    Margaret Aranda, MD, PhD
    16/07/2016 #7 Margaret Aranda, MD, PhD
    #6 I come back here every so often, just to see this scene and all the details...it belongs in a museum, I think. Yes. A museum behind glass, where no kid can sneeze on it! My favorite image it the navigator with the opened book of maps on his 'tank' desktop. Just precious...and thinking of how many young kids were also sitting in his chair....wow. I'm just filled with respect and admiration, all over again.
    Randy Keho
    01/07/2016 #6 Randy Keho
    #5 Yes. @Lisa GallagherMy father , who's still kicking, but suffers from dementia while living in a nursing home, has seen all of my dioramas. He used to ask me what I was working on every time we got together. He used to build models for me when I was a youngster. I got into the hobby after I was laid off from my job

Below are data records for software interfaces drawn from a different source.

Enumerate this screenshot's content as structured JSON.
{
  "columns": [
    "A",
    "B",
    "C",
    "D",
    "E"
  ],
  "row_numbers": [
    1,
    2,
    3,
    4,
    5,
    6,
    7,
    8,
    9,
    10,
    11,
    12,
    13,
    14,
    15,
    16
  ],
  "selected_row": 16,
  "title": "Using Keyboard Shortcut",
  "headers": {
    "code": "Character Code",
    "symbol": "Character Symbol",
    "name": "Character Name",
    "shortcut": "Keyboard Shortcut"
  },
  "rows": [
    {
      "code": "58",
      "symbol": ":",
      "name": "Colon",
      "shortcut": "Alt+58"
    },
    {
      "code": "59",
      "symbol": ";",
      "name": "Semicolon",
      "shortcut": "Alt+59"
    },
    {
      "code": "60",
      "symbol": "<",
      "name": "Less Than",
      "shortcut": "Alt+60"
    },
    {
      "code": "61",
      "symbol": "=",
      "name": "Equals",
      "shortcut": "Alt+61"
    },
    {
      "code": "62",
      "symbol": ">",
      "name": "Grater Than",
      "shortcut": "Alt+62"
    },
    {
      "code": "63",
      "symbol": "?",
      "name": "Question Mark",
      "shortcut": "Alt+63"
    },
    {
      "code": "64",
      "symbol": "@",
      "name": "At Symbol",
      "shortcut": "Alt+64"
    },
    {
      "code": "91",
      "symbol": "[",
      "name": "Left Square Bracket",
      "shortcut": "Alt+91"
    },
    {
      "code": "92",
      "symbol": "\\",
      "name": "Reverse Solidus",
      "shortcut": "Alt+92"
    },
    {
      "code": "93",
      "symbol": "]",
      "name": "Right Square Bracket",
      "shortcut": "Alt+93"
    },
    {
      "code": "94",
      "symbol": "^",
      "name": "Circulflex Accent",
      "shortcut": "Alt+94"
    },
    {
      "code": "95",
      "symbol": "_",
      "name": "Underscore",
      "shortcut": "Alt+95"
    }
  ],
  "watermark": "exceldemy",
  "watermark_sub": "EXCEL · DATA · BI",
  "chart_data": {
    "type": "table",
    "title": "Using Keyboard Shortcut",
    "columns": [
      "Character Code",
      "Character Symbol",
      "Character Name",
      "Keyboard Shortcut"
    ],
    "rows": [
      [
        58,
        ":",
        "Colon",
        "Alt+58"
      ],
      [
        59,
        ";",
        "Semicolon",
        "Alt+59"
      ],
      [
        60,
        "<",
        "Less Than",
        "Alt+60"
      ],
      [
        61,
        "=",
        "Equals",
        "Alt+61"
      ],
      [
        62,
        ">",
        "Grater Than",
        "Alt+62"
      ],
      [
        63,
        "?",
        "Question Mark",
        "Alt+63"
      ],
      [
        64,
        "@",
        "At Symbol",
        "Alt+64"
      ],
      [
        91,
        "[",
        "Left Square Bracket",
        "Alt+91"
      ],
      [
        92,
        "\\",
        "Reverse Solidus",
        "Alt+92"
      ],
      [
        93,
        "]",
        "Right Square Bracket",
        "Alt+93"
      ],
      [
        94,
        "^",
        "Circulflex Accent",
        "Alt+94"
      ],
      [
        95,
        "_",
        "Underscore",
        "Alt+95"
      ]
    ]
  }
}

    in the 1990s. My son and I would work on models together, but the bug never hit him like it did me.
    Lisa Gallagher
    01/07/2016 #5 Lisa Gallagher
    Did you dad ever see the models you built to honor him @Randy Keho? Very impressive, thanks for sharing this!!
    Margaret Aranda, MD, PhD
    29/06/2016 #4 Margaret Aranda, MD, PhD
    #2 Absolutely so, @Rod Loader! And it's just the begining, as @Randy Keho is now Official Co-Admin on this Hive with me! We hope to keep putting forward positive, historic and enrapturing stories that do true justice and honor to all Veterans! ........And we're off!!! 🏇 @Ali Anani, @Dr. Allen Brown, @Cat Gal U., @Mamen Delgado, @Jim Cody, @Juan Imaz.
    Margaret Aranda, MD, PhD
    29/06/2016 #3 Margaret Aranda, MD, PhD
    #1 It looks awesome! What a way to honor your father, and it gives me goosebumps to 'relive' his scenario through you. A very honorable piece.
    Rod Loader
    29/06/2016 #2 Rod Loader
    Thanks for sharing Randy Keho, a good story and a very nice diorama.
    Randy Keho
    29/06/2016 #1 Randy Keho
    Oops. It didn't look like this before I published it. I obviously did something wrong. My apologies.